This following information is from College of Integrated Chinese Medicine conditions notes and is being used as placeholder text as this page is being developed October - November 2021
Irritable bowel syndrome (IBS) (Kumar, 5th edition, page 326)
Kumar also calls this condition "functional bowel disease". This means that the symptoms have no physically measurable cause, and treatment can only be targeted at the symptoms. In IBS the bowel tends to contract over-forcefully. This tight contraction is called "spasm".
Symptoms of IBS include constipation, diarrhoea which can alternate with each other, and gripy abdominal pain. The stools in IBS are often described as like sheep or rabbit droppings or like ribbons.

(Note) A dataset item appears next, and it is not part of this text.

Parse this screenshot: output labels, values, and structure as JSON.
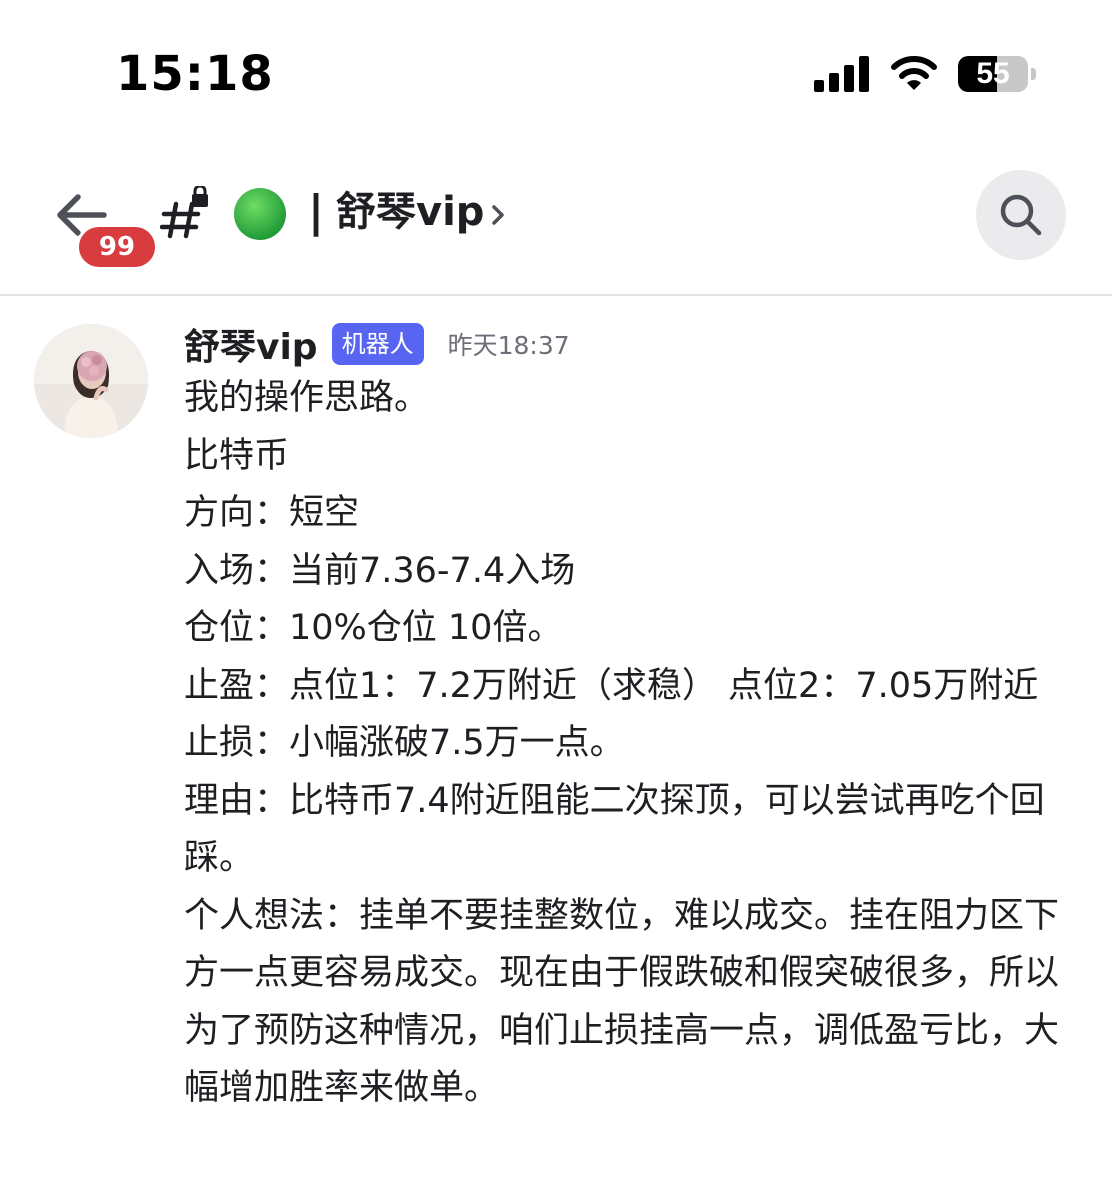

The patient may also experience dyspepsia and symptoms of "chronic cholecystitis". Bloating and excess wind are common, and symptoms are characteristically brought on by stress or by eating certain foods. Unlike the symptoms of inflammatory bowel disease, IBS rarely causes a problem at night-time. Occasionally an attack of IBS can be so severe as to lead to hospital admission for an "acute abdomen".
All tests come back as normal which is always the case for functional diseases.
Conventional treatment is often unsatisfactory. Lifestyle changes focussed on stress management are likely to be most effective. In some people dietary changes such as cutting out dairy products can help. A drug called mebeverine (Colofac®) is commonly prescribed. This tends to relax spasm of the bowel and can relieve symptoms. A preparation called Fybogel® made from a plant called ispaghula is prescribed to provide dietary fibre. This can help patients with IBS who tend to constipation.
In Chinese medicine IBS corresponds to Liver Qi Stagnation invading the Spleen and/or Stomach. Mebeverine appears to smooth Liver Qi, and is suppressive because it does not attend to the root cause of Spleen Qi deficiency. Fybogel® would appear also to smooth Liver Qi. It also does not treat the root cause of the problem.